New York University and Tel Aviv University will conduct an unprecedented, live, collaborative performance, stretching 5,600 miles, using Internet 2 technology on Thurs., Nov. 10, at 12:30 p.m. EST. The NYU portion of the performance will take place at NYU’s Kimmel Center for University Life (60 Washington Square South, 8th Fl.) [Subway Lines: A, B, C, D, E, F, V (West 4th Street); N, R, W (8th Street); 6 (Astor Place)]
The event is free and open to the public. For more information, call 212.998-3759. Reporters interested in attending the event should contact James Devitt, NYU’s Office of Public Affairs, at 212.998.6808 or email@example.com. Alternatively, the event may be viewed at: http://www.tau.ac.il/video/Lectures/Arts/Trespassing_Boundaries
The Internet 2 technology serves as a site-less location in which artists from different locations and cultural backgrounds can collaborate and exchange their various cultural histories, memories, and gestures of renewal.
The performance, “Trespassing Boundaries,” originates in the two Biblical portions that are read during the week of November 10, which coincides with the second night of Kristallnacht. Relying on the story of the tower of Babylon and the conflict between Sarah and Hagar, “Trespassing Boundaries” aims to recode and re-perform their mythical and therefore limiting systems of signification. On a set that resembles a deserted archeological site of Jerusalem, the performance deals with concepts of longing for and destroying a home, construction and loss of national and personal identities, language as a barrier, holy texts as markers of sameness and difference, the relations between gendered territory and conquering a/the land, and the Israeli/Palestinian conflict.
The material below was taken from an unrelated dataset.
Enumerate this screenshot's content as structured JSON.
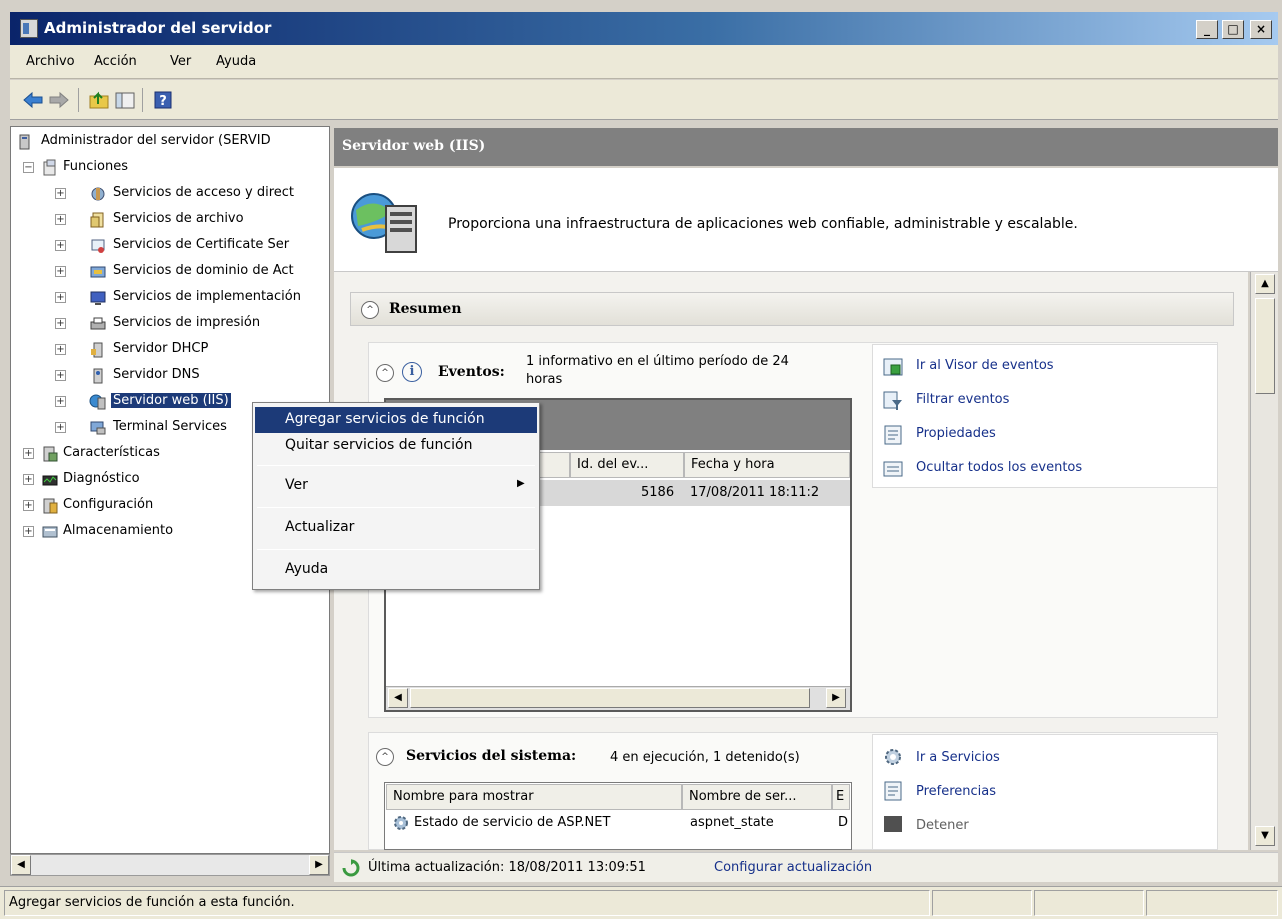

The event is coordinated by Barbara Rose-Haum, a professor at NYU’s Steinhardt School of Education, and Sharon Aronson-Lehavi, a professor at Tel Aviv University.